The University of Virginia’s College at Wise is looking at an overall decrease in fall enrollment from the two previous years.
Enrollment numbers have been finalized for the fall 2017 semester at UVa-Wise and, although the number of full time and part time students has increased by 117 students, the full-time equivalent enrollment has decreased by 9 percent from fall 2016.
College Vice Chancellor of Enrollment Management Rusty Necessary said the decrease will mean a shift in budget funding from other student life areas so that the areas funded directly through student fees will not see any changes from the 2016-2017 year.
Clubs and organizations shouldn’t be affected for this semester, Necessary said. He added that student retention from fall to spring can affect the ability to meet the budget but it is too early to determine that situation.
Campus housing and dinning are part of college’s academic mission and the operational budget, Necessary said.
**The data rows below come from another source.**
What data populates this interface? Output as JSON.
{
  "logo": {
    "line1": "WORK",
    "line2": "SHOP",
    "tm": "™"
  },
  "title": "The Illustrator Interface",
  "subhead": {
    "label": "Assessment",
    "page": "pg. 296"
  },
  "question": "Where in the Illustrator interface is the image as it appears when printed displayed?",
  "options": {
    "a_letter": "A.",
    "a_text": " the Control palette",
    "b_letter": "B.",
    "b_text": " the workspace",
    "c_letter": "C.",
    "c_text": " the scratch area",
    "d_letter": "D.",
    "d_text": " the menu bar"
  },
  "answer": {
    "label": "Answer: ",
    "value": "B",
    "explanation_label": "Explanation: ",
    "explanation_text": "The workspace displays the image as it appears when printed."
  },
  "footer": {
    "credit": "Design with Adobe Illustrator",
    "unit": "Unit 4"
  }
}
Fewer full time students affect dining and housing revenue, he said, and that reduces that source of budget funding.
The full-time enrollment numbers are determined by the total number of credit hours enrolled in by all students divided by 15 hours, which is the typical number of credit hours for a full time student under guidelines from the State Council on Higher Education.
Scott Bevins, Associate Vice Chancellor for Information Services, said that the FTE enrollment increased to 1,520 students in the fall of 2016 from the 1,489 students in 2015. The full time enrollment numbers then decreased by 90 students from 2016 to 1,431 this fall.
The total headcount of both full time and part time students increased from 2,128 students in 2015 to 2,221 students in 2016, and then decreased to 2,099 students this fall.
The number of full time students has decreased over the past two years, and the number of part time students has increased.
Fifty-six percent of the budget is affected by enrollment. If enrollment continues to decrease as it has for several years, budget changes could affect more student organizations.